Which begs the question “What is the bride’s role in all this?” Well, the short answer is “None.” Indeed, not even the bride’s parents have much of a say in the whole affair. Dinka society believes that the girls’ parents are too close to their daughter to be objective in deciding what is good for the tribe or clan when it comes to marriage. It is the uncles who will decide whether a proposal of marriage should be accepted and, if so, how many cows should change hands.
But South Sudan wants to move from being a war-riven, tribally-divided and completely under-developed country into a modern nation state. So, on the one hand you have this very traditional, male dominated society where the role of women is limited to keeping house for men and bearing children for the clan. On the other hand the Government of South Sudan has signed up to all of the international conventions relating to women’s rights and gender equality.

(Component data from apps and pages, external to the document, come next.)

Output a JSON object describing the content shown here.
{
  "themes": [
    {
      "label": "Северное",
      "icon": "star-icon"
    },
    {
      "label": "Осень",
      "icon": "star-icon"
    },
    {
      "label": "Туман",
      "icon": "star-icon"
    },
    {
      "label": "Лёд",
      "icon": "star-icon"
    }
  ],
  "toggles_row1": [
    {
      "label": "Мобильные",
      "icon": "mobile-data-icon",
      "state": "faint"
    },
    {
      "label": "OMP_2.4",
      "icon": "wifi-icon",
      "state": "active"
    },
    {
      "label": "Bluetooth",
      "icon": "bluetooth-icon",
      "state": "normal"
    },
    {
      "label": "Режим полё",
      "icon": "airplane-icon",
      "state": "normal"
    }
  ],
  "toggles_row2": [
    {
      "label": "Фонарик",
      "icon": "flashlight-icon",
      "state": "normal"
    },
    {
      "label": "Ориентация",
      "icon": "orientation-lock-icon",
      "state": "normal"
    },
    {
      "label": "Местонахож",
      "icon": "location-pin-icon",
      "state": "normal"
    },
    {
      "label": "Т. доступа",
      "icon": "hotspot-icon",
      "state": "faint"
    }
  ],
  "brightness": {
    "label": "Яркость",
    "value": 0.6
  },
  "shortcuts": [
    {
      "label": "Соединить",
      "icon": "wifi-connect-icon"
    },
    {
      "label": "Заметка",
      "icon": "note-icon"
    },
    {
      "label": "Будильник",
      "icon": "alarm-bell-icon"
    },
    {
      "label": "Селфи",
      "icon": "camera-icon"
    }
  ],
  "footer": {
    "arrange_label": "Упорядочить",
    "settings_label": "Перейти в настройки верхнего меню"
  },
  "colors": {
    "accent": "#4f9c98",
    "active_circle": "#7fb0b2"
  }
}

Girl’s education is a major priority for the education system according to all of the policy documents. Women’s rights to equal treatment are enshrined in law at all levels, and there is no shortage of donor money for projects geared towards improving the situation regarding women in society.
The problem is that for the vast majority of the male decision makers in Dinka-land at least, and they are almost all male, the idea of equal rights for women just does not make any sense. Why would you educate a girl when there are not enough school places to accommodate the boys? Why would you want to get women into the work place when there are so many men without jobs? And if you do educate girls, they will just become dissatisfied with their lot, have different ideas, and where will that lead?
And in any case, if a girl goes to school, that might delay her being married, which might, in turn, put off the day when cows will come into the family to enable her brothers to be married.
So talking to people about gender equity and the rights of the girl-child can be challenging at times and it is clear that change will be a long time a-coming. We shouldn’t forget that the kinds of attitudes that we met in Rumbek were not at all uncommon in Britain not so very many years ago, and you would not have to go very far to hear men expressing them even today.
Of course, if you are living in a cattle camp and you do not have enough cows to get married, then one easy option is to get together with a gang of young men from your clan and launch a raid on a cattle camp in a neighbouring state and steal some cows. And so the cycle of violence will start off again.
So, cows are central to any understanding of Dinka culture and thinking. They were our constant companions while we were in Rumbek. We had to ride around them, past them or through them on our bikes on a daily basis. Cows and the Governors motorcade, had automatic right of way on the road and since I didn’t dare take photos of the motorcade the cows have to have their place in this blog. I hope you like the pictures.